Most resort fields charge less for their season passes if you buy before May. Club fields usually don’t offer season passes to non-members. Of the four that do, Mt Cheeseman is the only one where it’s cheaper to buy season passes early.
If you’re just kicking off your winter sports career, buying all the gear is an expensive undertaking. Standard adult skis cost between $700 and $2000 and a snowboard anywhere from $400 to $1400.
Renting gear is a cheaper option. It also means you can try a variety of skis and boards to find what suits you best.
You can save by hiring gear for consecutive days. At Temple Basin, a ski set will cost you $38 for a day and $165 for a week. A snowboard set is $42 by the day and $170 for a week. But if you’re renting for consecutive days, make sure you like the gear: not all fields will change the equipment once it’s been hired.
You may also be able to rent gear for cheaper from stores near ski fields.
Ski lessons can help you get up to speed if you’re a novice or have had a few years off the slopes. All the commercial fields we looked at offered lessons. But they’re not available at all club fields.
Lessons range from one-on-one sessions to small group classes. There are programmes designed for children and novices, through to experienced skiers and boarders looking to stretch their skills.
The New Zealand Snowsports Instructors Alliance offers three levels of qualifications. Most fields will only hire qualified instructors.
Larger resort fields have more classes and instructors. While group lessons are cheaper than private sessions, you might find one-on-one instruction worthwhile if you’re just starting out.
|Ski fields||Day pass - Adult||Day pass - Student||Day pass - Child||April season pass - Adult||April season pass - Student||April season pass - Child||June season pass - Adult||June season pass - Student||June season pass - Child|
|Mt Ruapehu (Turoa and Whakapapa)||$125||n/a||$75||$531||$358||$358||$999||$599||$599|
GUIDE TO THE TABLE OUR DATA are from ski field websites and field operators.
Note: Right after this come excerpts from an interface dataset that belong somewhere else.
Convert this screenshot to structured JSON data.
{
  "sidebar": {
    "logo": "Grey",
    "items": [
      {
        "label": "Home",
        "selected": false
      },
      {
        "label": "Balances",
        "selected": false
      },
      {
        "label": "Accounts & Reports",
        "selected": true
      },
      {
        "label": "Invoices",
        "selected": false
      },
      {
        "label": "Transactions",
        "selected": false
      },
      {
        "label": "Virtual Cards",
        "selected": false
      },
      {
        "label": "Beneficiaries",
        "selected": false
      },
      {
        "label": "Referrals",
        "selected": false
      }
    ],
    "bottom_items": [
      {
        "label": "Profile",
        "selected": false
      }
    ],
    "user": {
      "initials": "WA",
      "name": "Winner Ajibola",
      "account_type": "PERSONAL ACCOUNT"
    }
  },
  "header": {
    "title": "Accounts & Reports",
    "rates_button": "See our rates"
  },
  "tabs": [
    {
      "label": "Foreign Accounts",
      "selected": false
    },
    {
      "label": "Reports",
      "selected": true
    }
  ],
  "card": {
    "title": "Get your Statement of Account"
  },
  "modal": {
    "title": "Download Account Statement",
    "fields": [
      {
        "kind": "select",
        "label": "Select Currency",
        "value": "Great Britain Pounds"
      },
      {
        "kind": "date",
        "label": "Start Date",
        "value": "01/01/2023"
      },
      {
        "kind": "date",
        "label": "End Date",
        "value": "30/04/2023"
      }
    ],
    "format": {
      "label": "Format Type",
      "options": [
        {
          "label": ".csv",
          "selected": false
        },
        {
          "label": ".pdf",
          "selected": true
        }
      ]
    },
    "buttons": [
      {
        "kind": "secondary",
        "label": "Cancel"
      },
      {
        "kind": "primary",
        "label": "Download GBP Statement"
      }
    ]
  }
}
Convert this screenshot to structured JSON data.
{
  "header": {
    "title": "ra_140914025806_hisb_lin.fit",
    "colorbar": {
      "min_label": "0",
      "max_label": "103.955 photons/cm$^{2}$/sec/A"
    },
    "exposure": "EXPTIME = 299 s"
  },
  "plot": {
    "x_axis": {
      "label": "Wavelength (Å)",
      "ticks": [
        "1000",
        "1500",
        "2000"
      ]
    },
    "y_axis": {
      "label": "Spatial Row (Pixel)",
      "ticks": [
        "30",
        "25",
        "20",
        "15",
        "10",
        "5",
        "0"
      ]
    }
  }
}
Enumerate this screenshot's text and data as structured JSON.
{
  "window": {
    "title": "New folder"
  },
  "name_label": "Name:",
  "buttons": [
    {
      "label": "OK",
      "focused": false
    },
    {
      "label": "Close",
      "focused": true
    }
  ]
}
Adult = 18 and over. Student = full-time tertiary student. Child ages vary from field to field, check field websites for details. Aprices are for NZ Ski’s “3 Peak Pass” (prices for Mt Hutt only vary). Bstudent includes high school students. n/a = not applicable. M = available only to club members.
We looked at the cost of taking two adults and two children, an 8 year-old and a 17-year-old, for a weekend in the snow at a North Island and a South Island field. We’ve included one group lesson for each person (so that’s four lessons in total).
|Mt Ruapehu (Turoa and Whakapapa)[width=large]||Cardrona|
|2-day full mountain lift passes||$800||$700|
|2-day ski or board rental packages||$352||$376|
|Group lessons||$226||$228 - $268|
|TOTAL COST||$1378||$1304 - $1344|
Climate change is threatening how ski fields operate.
The National Institute of Water and Atmospheric Research (NIWA) predicts that by 2050 ski fields will have reduced periods when they are usable with natural snow. Rising tree lines and warmer winters could also restrict the time we get to spend on snowy activities.
Environmental scientist Professor James Renwick says snow sports in New Zealand will look quite different in 30 to 40 years, particularly on North Island fields. Limited seasons and reduced quality of snow on lower mountain slopes are likely to be the first changes, he says.
Be careful hitting the slopes. In 2016, 8062 skiers filed ACC claims, while snowboarders submitted 5438. Out of $506 million paid out by ACC that year for sport-related injuries, snow sports claims made up $15.8 million (3.1%).
By Robert Kelly